→ TRY IT:
In the entries below, identify every line with the string "image" and copy it.

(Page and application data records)
■ ■ ■ ■ ■

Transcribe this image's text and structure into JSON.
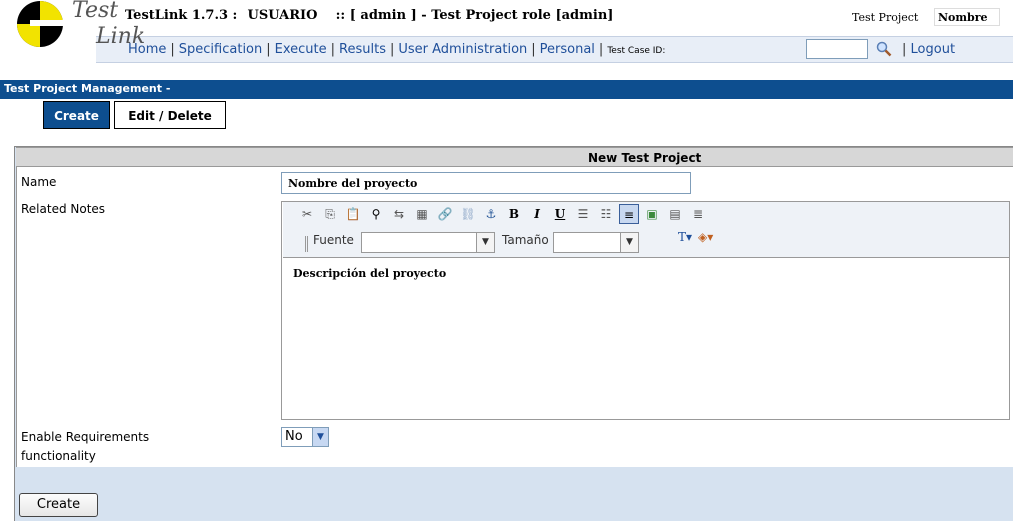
{
  "header": {
    "logo_top": "Test",
    "logo_bottom": "Link",
    "app_name": "TestLink 1.7.3 :",
    "user": "USUARIO",
    "role_text": ":: [ admin ] - Test Project role [admin]",
    "test_project_label": "Test Project",
    "test_project_value": "Nombre"
  },
  "nav": {
    "items": [
      "Home",
      "Specification",
      "Execute",
      "Results",
      "User Administration",
      "Personal"
    ],
    "test_case_label": "Test Case ID:",
    "test_case_value": "",
    "logout": "Logout"
  },
  "section": {
    "title": "Test Project Management -"
  },
  "tabs": [
    {
      "label": "Create",
      "active": true
    },
    {
      "label": "Edit / Delete",
      "active": false
    }
  ],
  "form": {
    "header": "New Test Project",
    "name_label": "Name",
    "name_value": "Nombre del proyecto",
    "notes_label": "Related Notes",
    "notes_value": "Descripción del proyecto",
    "font_label": "Fuente",
    "size_label": "Tamaño",
    "req_label": "Enable Requirements functionality",
    "req_value": "No",
    "submit_label": "Create"
  },
  "toolbar_icons": [
    "cut-icon",
    "copy-icon",
    "paste-icon",
    "find-icon",
    "replace-icon",
    "select-all-icon",
    "link-icon",
    "unlink-icon",
    "anchor-icon",
    "bold-icon",
    "italic-icon",
    "underline-icon",
    "ordered-list-icon",
    "unordered-list-icon",
    "align-left-icon",
    "image-icon",
    "table-icon",
    "horizontal-rule-icon"
  ],
  "colors": {
    "brand_blue": "#0d4e8f",
    "link_blue": "#1f4f9a",
    "panel_bg": "#d6e2f0"
  }
}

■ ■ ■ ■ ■

→ COMPLETED EXERCISE:
Transcribe this image's text and structure into JSON.
    "image-icon",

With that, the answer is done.